“If you want to make God laugh, tell Him your plans”
- Woody Allen
I started teaching Sunday School this year. A group of 5 or 6 wonderful, wonderful wide-eyed girls (age 7 to 12) stare expectantly at me in our small church clubhouse, every week. Every. Week.
I don’t know why they’re all girls. It just worked out that way. Since my siblings are all capital-D Dudes, this is definitely new territory.
For better or for worse, I can be a wishy washy teacher. I know it, and so do the parents. I’m a goofy, guitar-strumming, United-Churchy-Half-Agnostic-Historian-Jesus-Feminist, so honesty and nuance rule the day: I can teach biblical literacy. I can teach general values. But, no, I don’t know what exactly really happened, or what exactly we’re supposed to get out of these stories. I have no indoctrination-esque end goal, not really. I just teach what I understand, whatever that means. And maybe the girls will be inspired and Jesus it up and light a candle. Or maybe, they will raise their hands and shout “Shauna, that’s craziness.”

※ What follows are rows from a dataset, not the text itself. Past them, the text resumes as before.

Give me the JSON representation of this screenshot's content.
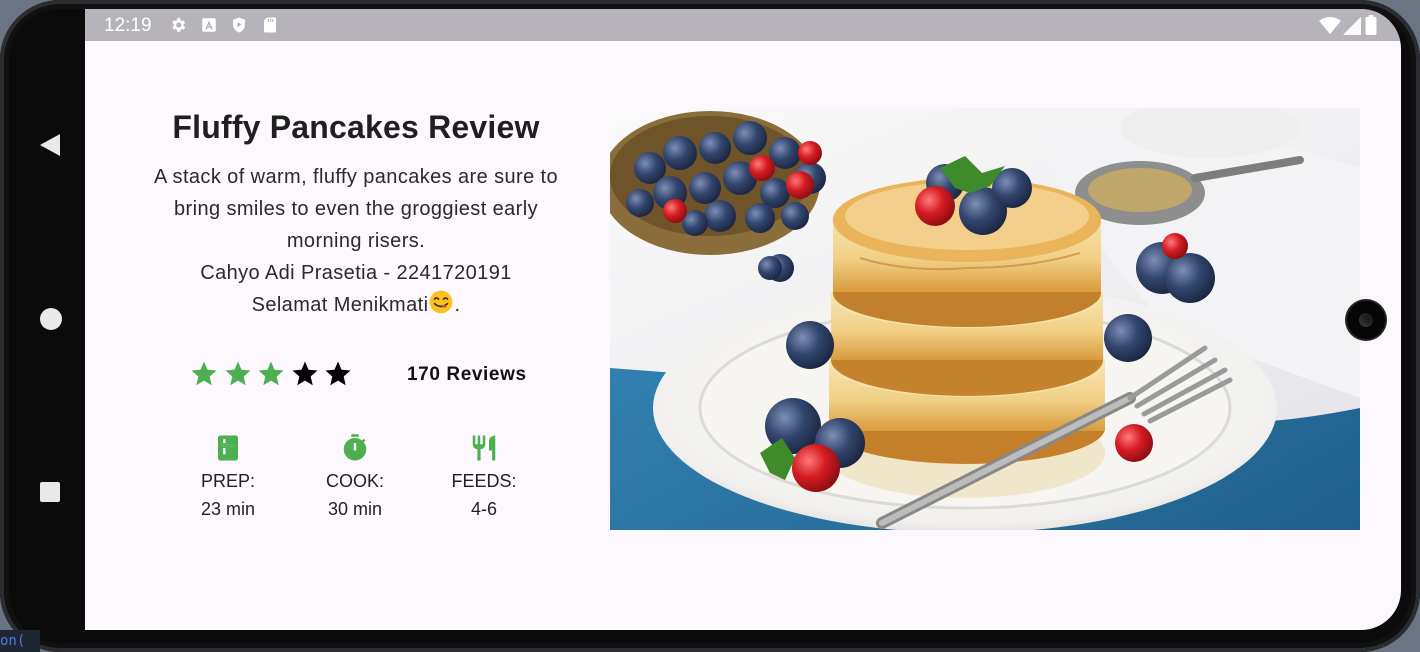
{
  "status_bar": {
    "time": "12:19",
    "left_icons": [
      "settings-icon",
      "a-box-icon",
      "shield-play-icon",
      "sd-card-icon"
    ],
    "right_icons": [
      "wifi-icon",
      "signal-icon",
      "battery-icon"
    ]
  },
  "navigation": {
    "back": "back-triangle-icon",
    "home": "home-circle-icon",
    "recents": "recents-square-icon"
  },
  "recipe": {
    "title": "Fluffy Pancakes Review",
    "description_lines": [
      "A stack of warm, fluffy pancakes are sure to",
      "bring smiles to even the groggiest early",
      "morning risers."
    ],
    "author": "Cahyo Adi Prasetia - 2241720191",
    "greeting": "Selamat Menikmati",
    "greeting_suffix": ".",
    "rating": 3,
    "rating_max": 5,
    "reviews": "170 Reviews",
    "info": [
      {
        "icon": "kitchen-icon",
        "label": "PREP:",
        "value": "23 min"
      },
      {
        "icon": "timer-icon",
        "label": "COOK:",
        "value": "30 min"
      },
      {
        "icon": "restaurant-icon",
        "label": "FEEDS:",
        "value": "4-6"
      }
    ],
    "image": "pancakes-with-blueberries-photo"
  },
  "colors": {
    "accent_green": "#4caf50",
    "screen_bg": "#fdf7fe",
    "status_bar_bg": "#b7b3ba"
  },
  "corner_code": "on("
}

As long as they’re using their minds and their hearts at all times, it works for me.
And so it goes: Insert life lesson here. Insert scripture here. We make thank you cards. We celebrate holidays (and normal days, too). We laugh and we read and we use way too much glitter. Money is raised for charity. Songs are written.
And sometimes the lesson doesn’t quite work. Sometimes there’s apathy, or chaos, or I am overshadowed by the air hockey table. (Why is there an air hockey table, you ask? I don’t even know. Because Canada.)

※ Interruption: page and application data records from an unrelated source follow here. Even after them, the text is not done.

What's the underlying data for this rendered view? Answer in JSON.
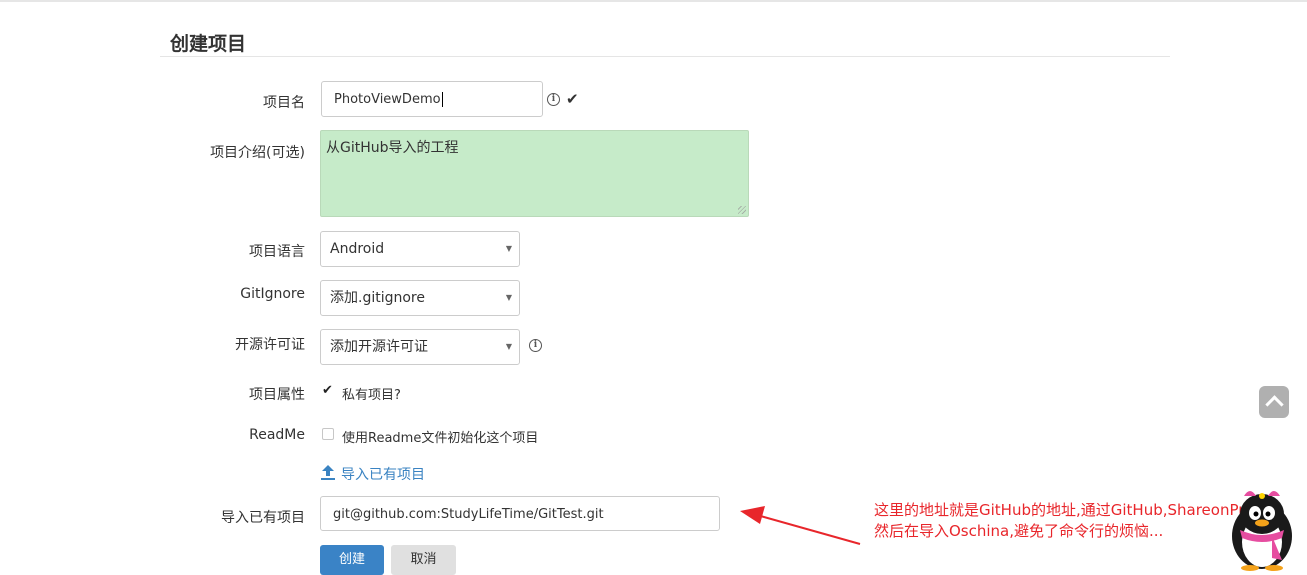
{
  "page": {
    "title": "创建项目"
  },
  "form": {
    "name_label": "项目名",
    "name_value": "PhotoViewDemo",
    "desc_label": "项目介绍(可选)",
    "desc_value": "从GitHub导入的工程",
    "language_label": "项目语言",
    "language_value": "Android",
    "gitignore_label": "GitIgnore",
    "gitignore_value": "添加.gitignore",
    "license_label": "开源许可证",
    "license_value": "添加开源许可证",
    "attr_label": "项目属性",
    "private_text": "私有项目?",
    "private_checked": true,
    "readme_label": "ReadMe",
    "readme_text": "使用Readme文件初始化这个项目",
    "readme_checked": false,
    "import_link_text": "导入已有项目",
    "import_label": "导入已有项目",
    "import_value": "git@github.com:StudyLifeTime/GitTest.git",
    "create_button": "创建",
    "cancel_button": "取消"
  },
  "annotation": {
    "line1": "这里的地址就是GitHub的地址,通过GitHub,ShareonProject",
    "line2": "然后在导入Oschina,避免了命令行的烦恼..."
  },
  "icons": {
    "info": "info-circle-icon",
    "valid": "checkmark-icon",
    "upload": "upload-icon",
    "scroll_top": "chevron-up-icon",
    "mascot": "qq-penguin-icon"
  },
  "colors": {
    "accent": "#3a83c6",
    "textarea_bg": "#c6ebc9",
    "annotation": "#e8262b"
  }
}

“Okay girls, I’m going to turn away from you for 10 seconds. When I turn back I want to see you all sitting calmly on the couches. 1…2…”
Last week, we were starting the Christmas story. Yeah. I was worried. The whole “Mary” narrative is a difficult subject for a United-Churchy-Half-Agnostic-Historian-Jesus-Feminist (who really doesn’t want to explain the word “virgin” to your 8 year old). My carefully-crafted plan was to talk about how our plans and goals are good, but God is great—basically, it was this article steeped in Bible-talk.
Yeah, my plan was to talk about how shaky plans are. I’m an irony whiz, clearly.
I pulled out the markers and paper, suggesting that the girls draw pictures of their lives 20 years from now. They took to the project immediately, drawing themselves as Olympians, doctors, zoologists, geologists, rebel graffiti artists… the works. Some of them were very careful, drafting their dreams in pencil first. One was hyper-detailed and ambitious, another was just plain goofy. By the time I was ready to explain the point of the exercise, they were too excited by their dreams to really care about my message. I wrapped it up quickly:
“You guys get what I’m saying, right? No? Yes? Good. Okay.”
My plan hadn’t really worked. Their plans were strewn around the classroom in bright, goofy marker.
And somehow, it was all perfect anyways.
“If you want to make God laugh, tell Him your plans.” I used to see these words as an invitation to avoid plans altogether. But as I felt my classroom shake with the joy of best laid possibilities, I reconsidered.
What’s wrong with making God laugh, exactly?
God probably likes to laugh. Laughter is good. Silliness and vulnerability and hope are good.
Plans are not bad in and of themselves. They’re actually kind of beautiful. Those dream-fueled drawings in my Sunday School classroom were beautiful. Same with the laid-back, loving lesson plans. Same with your fallible to do list, daydreams, and drive for the future.
Plans happen when our gifts and dreams and brainwaves and feelings manifest into a motivational timeline. And when those plans don’t totally come to fruition, that doesn’t mean they were wrong. It just means something else became right. It means that life is beautiful in a very different way than plans are beautiful.
If you can be idealistic enough to plan something, but reasonable enough to not be debilitated by disappointment when that plan doesn’t work out, then do it. Do it. And then change it. And then change it again.
For my part, I’m going to continue making and breaking lesson plans. The girls are probably going to keep dreaming and suggesting. We’re all going to keep changing. And that’s okay. That’s okay.
We’re just making God laugh. I’m sure (S)He doesn’t mind.